* **Your goal**
Lines containing "glyph" should be pulled from the material below.

──────

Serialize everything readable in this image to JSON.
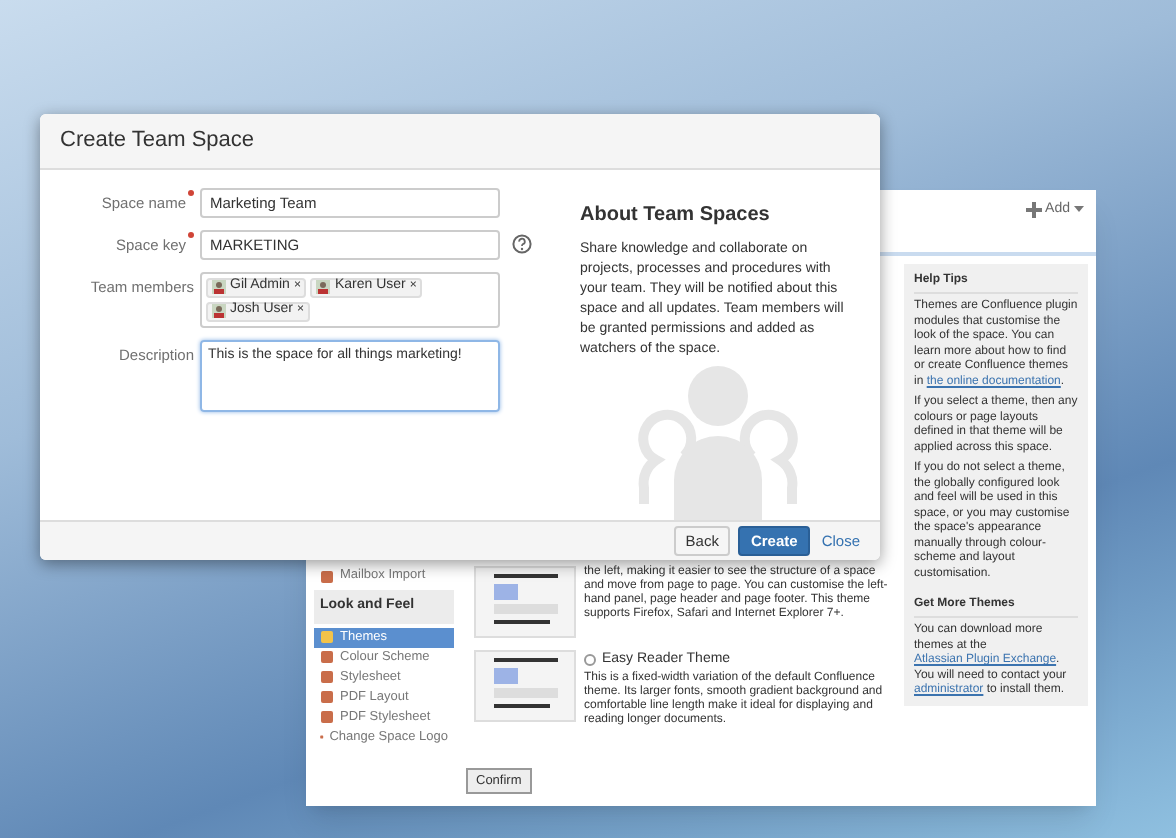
{
  "dialog": {
    "title": "Create Team Space",
    "fields": [
      {
        "kind": "text",
        "label": "Space name",
        "required": true,
        "value": "Marketing Team"
      },
      {
        "kind": "text-help",
        "label": "Space key",
        "required": true,
        "value": "MARKETING"
      },
      {
        "kind": "members",
        "label": "Team members",
        "required": false,
        "members": [
          {
            "name": "Gil Admin",
            "remove": "×"
          },
          {
            "name": "Karen User",
            "remove": "×"
          },
          {
            "name": "Josh User",
            "remove": "×"
          }
        ]
      },
      {
        "kind": "textarea",
        "label": "Description",
        "required": false,
        "value": "This is the space for all things marketing!"
      }
    ],
    "about": {
      "title": "About Team Spaces",
      "text": "Share knowledge and collaborate on projects, processes and procedures with your team. They will be notified about this space and all updates. Team members will be granted permissions and added as watchers of the space."
    },
    "buttons": [
      {
        "kind": "secondary",
        "label": "Back"
      },
      {
        "kind": "primary",
        "label": "Create"
      },
      {
        "kind": "link",
        "label": "Close"
      }
    ]
  },
  "background_window": {
    "add_button": "Add",
    "sidebar": [
      {
        "kind": "item",
        "label": "Mailbox Import",
        "selected": false
      },
      {
        "kind": "heading",
        "label": "Look and Feel"
      },
      {
        "kind": "item",
        "label": "Themes",
        "selected": true
      },
      {
        "kind": "item",
        "label": "Colour Scheme",
        "selected": false
      },
      {
        "kind": "item",
        "label": "Stylesheet",
        "selected": false
      },
      {
        "kind": "item",
        "label": "PDF Layout",
        "selected": false
      },
      {
        "kind": "item",
        "label": "PDF Stylesheet",
        "selected": false
      },
      {
        "kind": "item",
        "label": "Change Space Logo",
        "selected": false
      }
    ],
    "themes": [
      {
        "description": "the left, making it easier to see the structure of a space and move from page to page. You can customise the left-hand panel, page header and page footer. This theme supports Firefox, Safari and Internet Explorer 7+."
      },
      {
        "name": "Easy Reader Theme",
        "selected": false,
        "description": "This is a fixed-width variation of the default Confluence theme. Its larger fonts, smooth gradient background and comfortable line length make it ideal for displaying and reading longer documents."
      }
    ],
    "confirm_button": "Confirm",
    "help_panel": [
      {
        "title": "Help Tips",
        "paragraphs": [
          [
            {
              "text": "Themes are Confluence plugin modules that customise the look of the space. You can learn more about how to find or create Confluence themes in "
            },
            {
              "text": "the online documentation",
              "link": true
            },
            {
              "text": "."
            }
          ],
          [
            {
              "text": "If you select a theme, then any colours or page layouts defined in that theme will be applied across this space."
            }
          ],
          [
            {
              "text": "If you do not select a theme, the globally configured look and feel will be used in this space, or you may customise the space's appearance manually through colour-scheme and layout customisation."
            }
          ]
        ]
      },
      {
        "title": "Get More Themes",
        "paragraphs": [
          [
            {
              "text": "You can download more themes at the "
            },
            {
              "text": "Atlassian Plugin Exchange",
              "link": true
            },
            {
              "text": ". You will need to contact your "
            },
            {
              "text": "administrator",
              "link": true
            },
            {
              "text": " to install them."
            }
          ]
        ]
      }
    ]
  }
}
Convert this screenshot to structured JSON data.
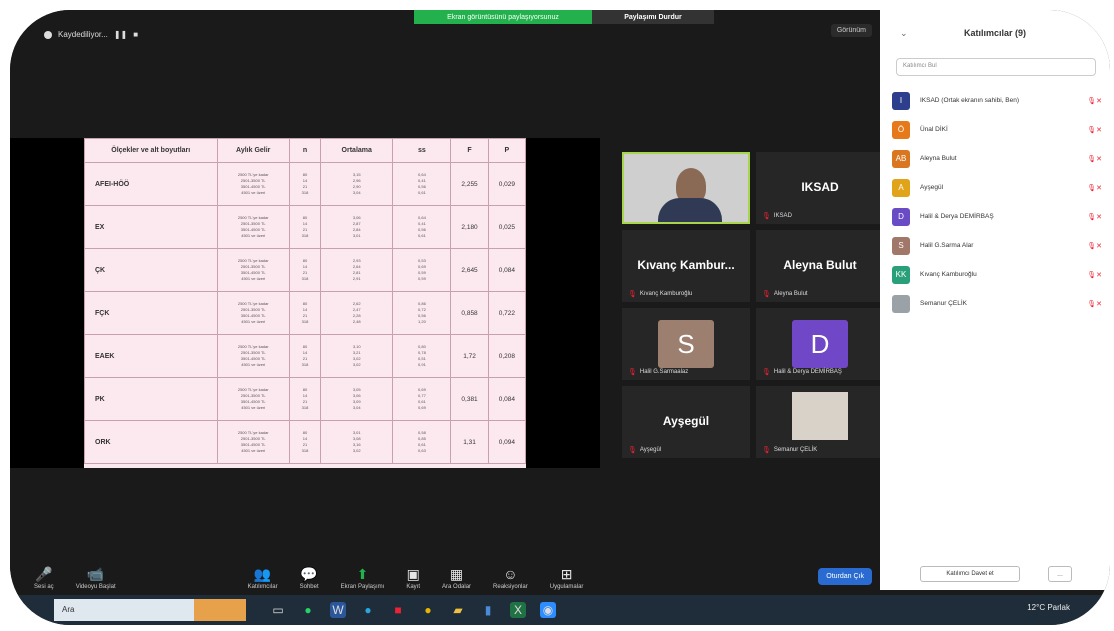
{
  "banner": {
    "share_text": "Ekran görüntüsünü paylaşıyorsunuz",
    "stop_text": "Paylaşımı Durdur"
  },
  "recording": {
    "label": "Kaydediliyor..."
  },
  "top_right": {
    "view_label": "Görünüm"
  },
  "table": {
    "headers": [
      "Ölçekler ve alt boyutları",
      "Aylık Gelir",
      "n",
      "Ortalama",
      "ss",
      "F",
      "P"
    ],
    "rows": [
      {
        "factor": "AFEI-HÖÖ",
        "income": "2500 TL'ye kadar | 2501-3500 TL | 3501-4500 TL | 4501 ve üzeri",
        "n": "80 | 14 | 21 | 318",
        "mean": "3,15 | 2,96 | 2,90 | 3,04",
        "sd": "0,64 | 0,41 | 0,56 | 0,61",
        "F": "2,255",
        "P": "0,029"
      },
      {
        "factor": "EX",
        "income": "2500 TL'ye kadar | 2501-3500 TL | 3501-4500 TL | 4501 ve üzeri",
        "n": "80 | 14 | 21 | 318",
        "mean": "3,06 | 2,87 | 2,84 | 3,01",
        "sd": "0,64 | 0,41 | 0,56 | 0,61",
        "F": "2,180",
        "P": "0,025"
      },
      {
        "factor": "ÇK",
        "income": "2500 TL'ye kadar | 2501-3500 TL | 3501-4500 TL | 4501 ve üzeri",
        "n": "80 | 14 | 21 | 318",
        "mean": "2,93 | 2,64 | 2,81 | 2,91",
        "sd": "0,53 | 0,69 | 0,59 | 0,59",
        "F": "2,645",
        "P": "0,084"
      },
      {
        "factor": "FÇK",
        "income": "2500 TL'ye kadar | 2501-3500 TL | 3501-4500 TL | 4501 ve üzeri",
        "n": "80 | 14 | 21 | 318",
        "mean": "2,62 | 2,47 | 2,28 | 2,48",
        "sd": "0,86 | 0,72 | 0,56 | 1,20",
        "F": "0,858",
        "P": "0,722"
      },
      {
        "factor": "EAEK",
        "income": "2500 TL'ye kadar | 2501-3500 TL | 3501-4500 TL | 4501 ve üzeri",
        "n": "80 | 14 | 21 | 318",
        "mean": "3,10 | 3,21 | 3,02 | 3,02",
        "sd": "0,80 | 0,78 | 0,51 | 0,91",
        "F": "1,72",
        "P": "0,208"
      },
      {
        "factor": "PK",
        "income": "2500 TL'ye kadar | 2501-3500 TL | 3501-4500 TL | 4501 ve üzeri",
        "n": "80 | 14 | 21 | 318",
        "mean": "3,05 | 3,06 | 3,09 | 3,04",
        "sd": "0,69 | 0,77 | 0,61 | 0,69",
        "F": "0,381",
        "P": "0,084"
      },
      {
        "factor": "ORK",
        "income": "2500 TL'ye kadar | 2501-3500 TL | 3501-4500 TL | 4501 ve üzeri",
        "n": "80 | 14 | 21 | 318",
        "mean": "3,01 | 3,08 | 3,16 | 3,02",
        "sd": "0,58 | 0,85 | 0,61 | 0,63",
        "F": "1,31",
        "P": "0,094"
      }
    ]
  },
  "tiles": [
    {
      "name": "",
      "label": "",
      "kind": "video"
    },
    {
      "name": "IKSAD",
      "label": "IKSAD",
      "kind": "name"
    },
    {
      "name": "Kıvanç Kambur...",
      "label": "Kıvanç Kamburoğlu",
      "kind": "name"
    },
    {
      "name": "Aleyna Bulut",
      "label": "Aleyna Bulut",
      "kind": "name"
    },
    {
      "name": "S",
      "label": "Halil G.Sarmaalaz",
      "kind": "avatar",
      "color": "#9c7f6e"
    },
    {
      "name": "D",
      "label": "Halil & Derya DEMİRBAŞ",
      "kind": "avatar",
      "color": "#6f47c7"
    },
    {
      "name": "Ayşegül",
      "label": "Ayşegül",
      "kind": "name"
    },
    {
      "name": "",
      "label": "Semanur ÇELİK",
      "kind": "photo"
    }
  ],
  "controls": [
    {
      "icon": "mic-icon",
      "glyph": "🎤",
      "label": "Sesi aç"
    },
    {
      "icon": "video-icon",
      "glyph": "📹",
      "label": "Videoyu Başlat"
    },
    {
      "icon": "participants-icon",
      "glyph": "👥",
      "label": "Katılımcılar"
    },
    {
      "icon": "chat-icon",
      "glyph": "💬",
      "label": "Sohbet"
    },
    {
      "icon": "share-screen-icon",
      "glyph": "⬆",
      "label": "Ekran Paylaşımı"
    },
    {
      "icon": "cc-icon",
      "glyph": "▣",
      "label": "Kayıt"
    },
    {
      "icon": "breakout-icon",
      "glyph": "▦",
      "label": "Ara Odalar"
    },
    {
      "icon": "reactions-icon",
      "glyph": "☺",
      "label": "Reaksiyonlar"
    },
    {
      "icon": "apps-icon",
      "glyph": "⊞",
      "label": "Uygulamalar"
    }
  ],
  "end_button": "Oturdan Çık",
  "panel": {
    "title": "Katılımcılar (9)",
    "search_placeholder": "Katılımcı Bul",
    "participants": [
      {
        "initials": "I",
        "name": "IKSAD (Ortak ekranın sahibi, Ben)",
        "color": "#2c3e8c"
      },
      {
        "initials": "Ö",
        "name": "Ünal DİKİ",
        "color": "#e67a1a"
      },
      {
        "initials": "AB",
        "name": "Aleyna Bulut",
        "color": "#d9761f"
      },
      {
        "initials": "A",
        "name": "Ayşegül",
        "color": "#e0a31a"
      },
      {
        "initials": "D",
        "name": "Halil & Derya DEMİRBAŞ",
        "color": "#6a4bc6"
      },
      {
        "initials": "S",
        "name": "Halil G.Sarma Alar",
        "color": "#a1776a"
      },
      {
        "initials": "KK",
        "name": "Kıvanç Kamburoğlu",
        "color": "#2aa07a"
      },
      {
        "initials": "",
        "name": "Semanur ÇELİK",
        "color": "#9aa2a8"
      }
    ],
    "invite_label": "Katılımcı Davet et",
    "more_label": "..."
  },
  "taskbar": {
    "search": "Ara",
    "weather": "12°C Parlak"
  }
}
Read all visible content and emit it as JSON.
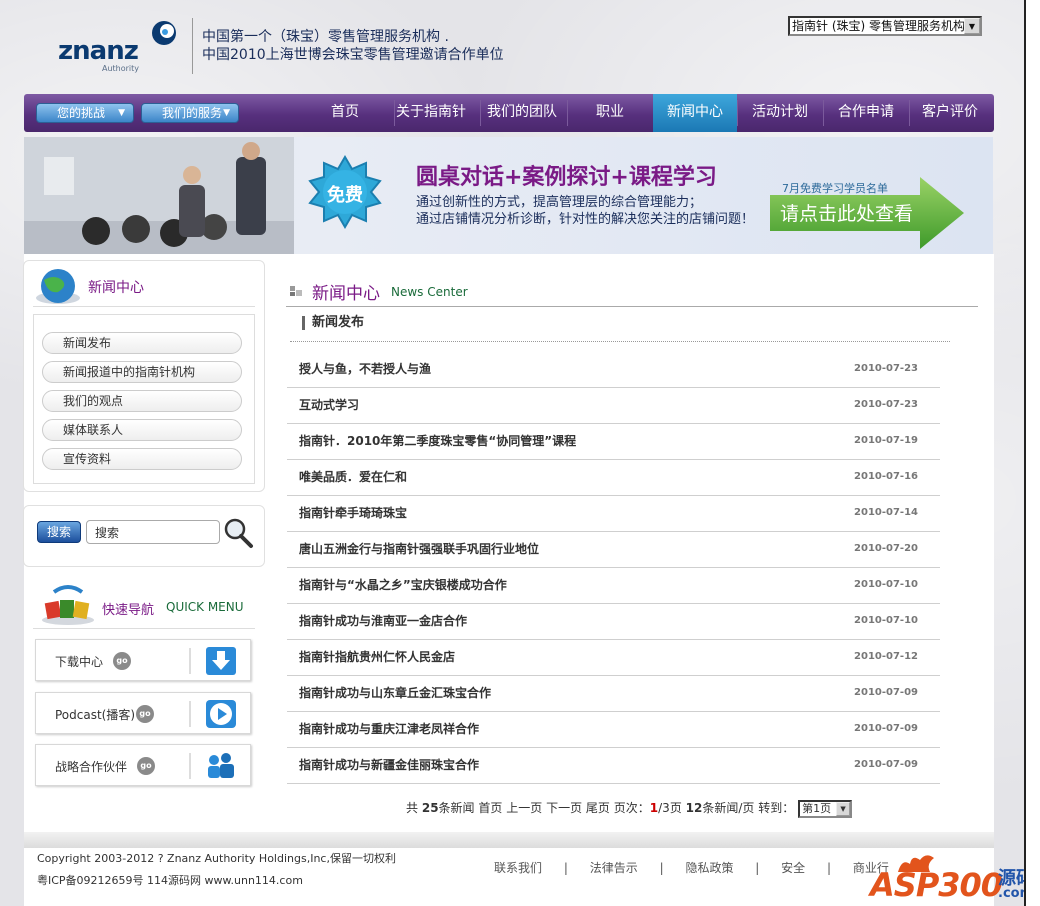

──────

* **Answer section**
      "glyph": "🎤",
      "glyph": "📹",
      "glyph": "👥",
      "glyph": "💬",
      "glyph": "⬆",
      "glyph": "▣",
      "glyph": "▦",
      "glyph": "☺",
      "glyph": "⊞",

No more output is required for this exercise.